About this exercise:
Lines of the listing that contain "Forever" need to be copied.

Dataset excerpts:
= = = = = = =

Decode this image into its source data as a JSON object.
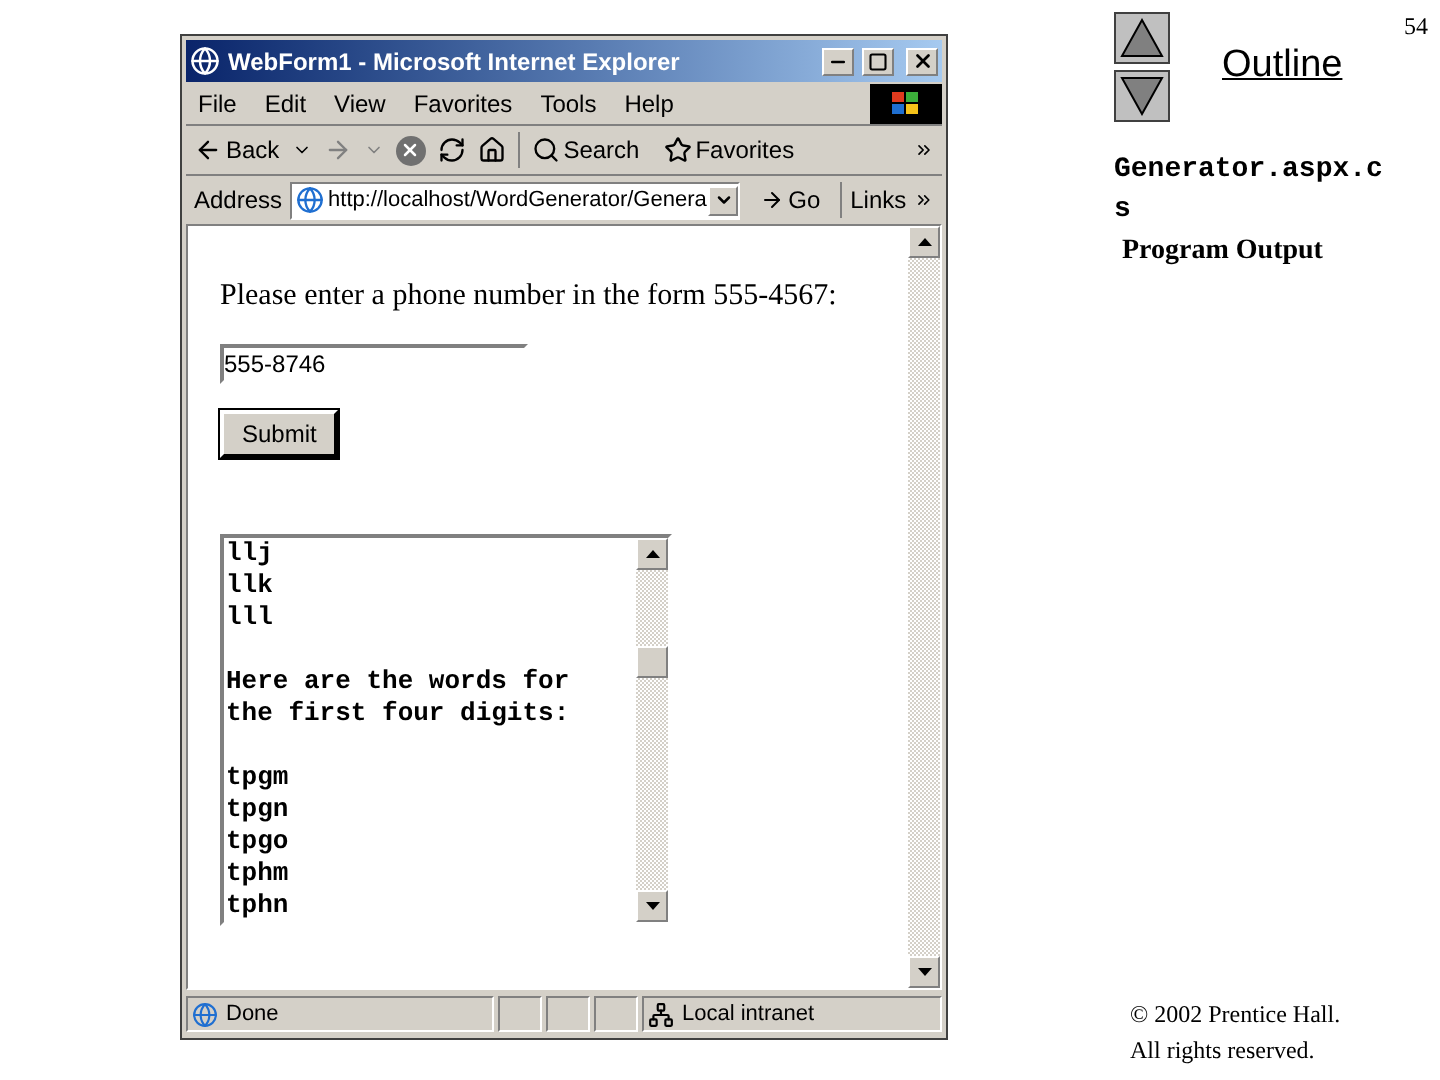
{
  "slide_number": "54",
  "outline": {
    "title": "Outline",
    "file": "Generator.aspx.cs",
    "caption": "Program Output"
  },
  "window": {
    "title": "WebForm1 - Microsoft Internet Explorer",
    "menu": [
      "File",
      "Edit",
      "View",
      "Favorites",
      "Tools",
      "Help"
    ],
    "toolbar": {
      "back": "Back",
      "search": "Search",
      "favorites": "Favorites"
    },
    "address": {
      "label": "Address",
      "value": "http://localhost/WordGenerator/Genera",
      "go": "Go",
      "links": "Links"
    },
    "page": {
      "prompt": "Please enter a phone number in the form 555-4567:",
      "phone": "555-8746",
      "submit": "Submit",
      "output_groups": [
        [
          "llj",
          "llk",
          "lll"
        ],
        [
          "Here are the words for the first four digits:"
        ],
        [
          "tpgm",
          "tpgn",
          "tpgo",
          "tphm",
          "tphn"
        ]
      ]
    },
    "status_bar": {
      "status": "Done",
      "zone": "Local intranet"
    }
  },
  "copyright": [
    "© 2002 Prentice Hall.",
    "All rights reserved."
  ]
}
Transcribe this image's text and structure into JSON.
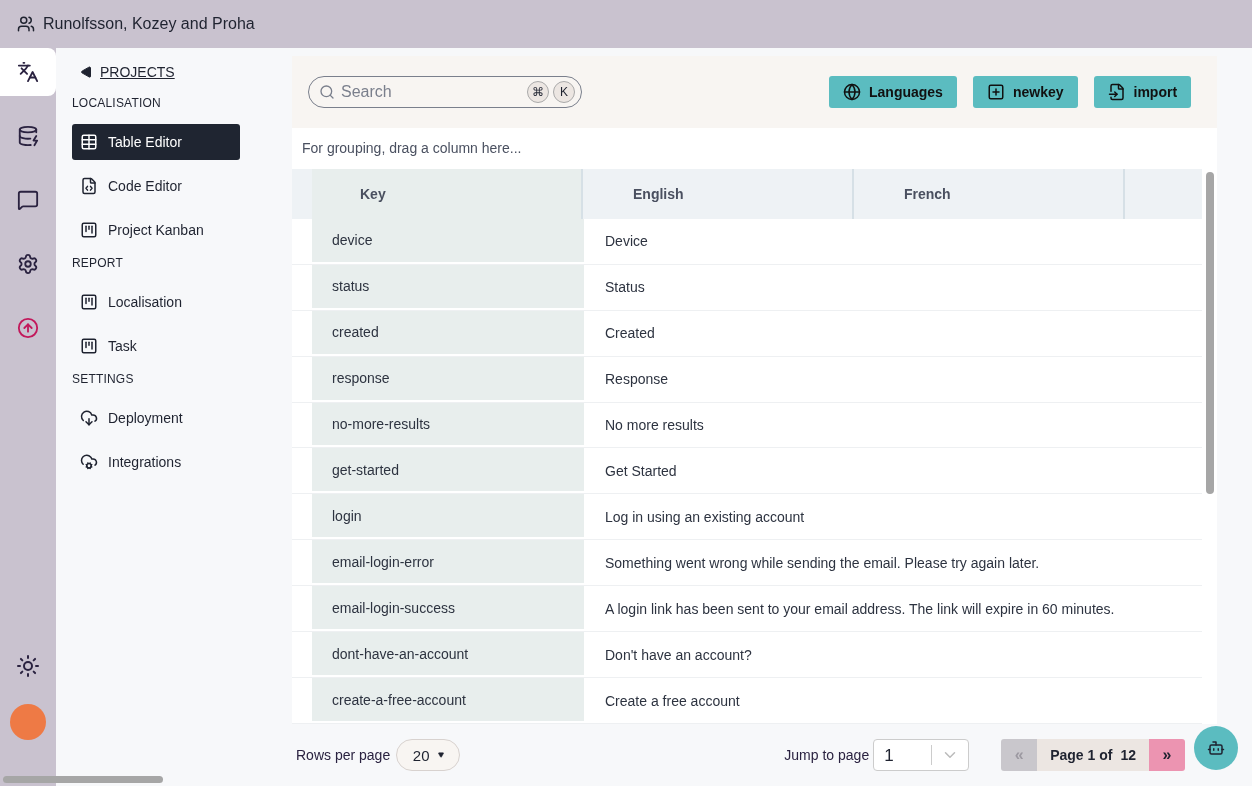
{
  "header": {
    "title": "Runolfsson, Kozey and Proha"
  },
  "rail": {
    "items": [
      {
        "kind": "translate",
        "selected": true
      },
      {
        "kind": "database",
        "selected": false
      },
      {
        "kind": "chat",
        "selected": false
      },
      {
        "kind": "settings",
        "selected": false
      },
      {
        "kind": "upload",
        "selected": false
      }
    ]
  },
  "sidebar": {
    "back": "PROJECTS",
    "sections": [
      {
        "title": "LOCALISATION",
        "items": [
          {
            "label": "Table Editor",
            "kind": "table",
            "selected": true
          },
          {
            "label": "Code Editor",
            "kind": "code",
            "selected": false
          },
          {
            "label": "Project Kanban",
            "kind": "kanban",
            "selected": false
          }
        ]
      },
      {
        "title": "REPORT",
        "items": [
          {
            "label": "Localisation",
            "kind": "kanban",
            "selected": false
          },
          {
            "label": "Task",
            "kind": "kanban",
            "selected": false
          }
        ]
      },
      {
        "title": "SETTINGS",
        "items": [
          {
            "label": "Deployment",
            "kind": "cloud-download",
            "selected": false
          },
          {
            "label": "Integrations",
            "kind": "cloud-gear",
            "selected": false
          }
        ]
      }
    ]
  },
  "toolbar": {
    "search": {
      "placeholder": "Search",
      "shortcut": [
        "⌘",
        "K"
      ]
    },
    "buttons": [
      {
        "label": "Languages",
        "kind": "globe"
      },
      {
        "label": "newkey",
        "kind": "plus"
      },
      {
        "label": "import",
        "kind": "import"
      }
    ]
  },
  "table": {
    "grouping_hint": "For grouping, drag a column here...",
    "columns": [
      "Key",
      "English",
      "French"
    ],
    "rows": [
      {
        "key": "device",
        "english": "Device"
      },
      {
        "key": "status",
        "english": "Status"
      },
      {
        "key": "created",
        "english": "Created"
      },
      {
        "key": "response",
        "english": "Response"
      },
      {
        "key": "no-more-results",
        "english": "No more results"
      },
      {
        "key": "get-started",
        "english": "Get Started"
      },
      {
        "key": "login",
        "english": "Log in using an existing account"
      },
      {
        "key": "email-login-error",
        "english": "Something went wrong while sending the email. Please try again later."
      },
      {
        "key": "email-login-success",
        "english": "A login link has been sent to your email address. The link will expire in 60 minutes."
      },
      {
        "key": "dont-have-an-account",
        "english": "Don't have an account?"
      },
      {
        "key": "create-a-free-account",
        "english": "Create a free account"
      }
    ]
  },
  "footer": {
    "rows_per_page_label": "Rows per page",
    "rows_per_page": "20",
    "jump_label": "Jump to page",
    "jump_value": "1",
    "page_label": "Page 1 of",
    "page_total": "12",
    "prev": {
      "label": "«",
      "disabled": true
    },
    "next": {
      "label": "»",
      "disabled": false
    }
  }
}
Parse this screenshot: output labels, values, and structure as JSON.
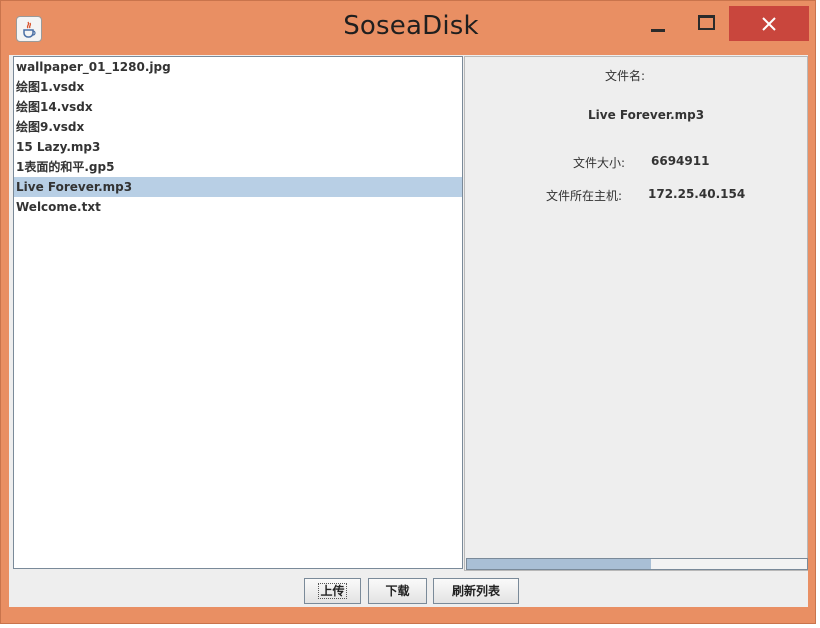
{
  "window": {
    "title": "SoseaDisk",
    "icon": "java-cup-icon"
  },
  "files": [
    "wallpaper_01_1280.jpg",
    "绘图1.vsdx",
    "绘图14.vsdx",
    "绘图9.vsdx",
    "15 Lazy.mp3",
    "1表面的和平.gp5",
    "Live Forever.mp3",
    "Welcome.txt"
  ],
  "selected_index": 6,
  "info": {
    "name_label": "文件名:",
    "name_value": "Live Forever.mp3",
    "size_label": "文件大小:",
    "size_value": "6694911",
    "host_label": "文件所在主机:",
    "host_value": "172.25.40.154"
  },
  "progress": {
    "fraction": 0.54
  },
  "buttons": {
    "upload": "上传",
    "download": "下载",
    "refresh": "刷新列表"
  },
  "colors": {
    "frame": "#e98f63",
    "close": "#c9463d",
    "selection": "#b8cfe5",
    "progress": "#a9bfd5"
  }
}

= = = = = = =

Solution to this exercise:
    "Live Forever.mp3",
    "name_value": "Live Forever.mp3",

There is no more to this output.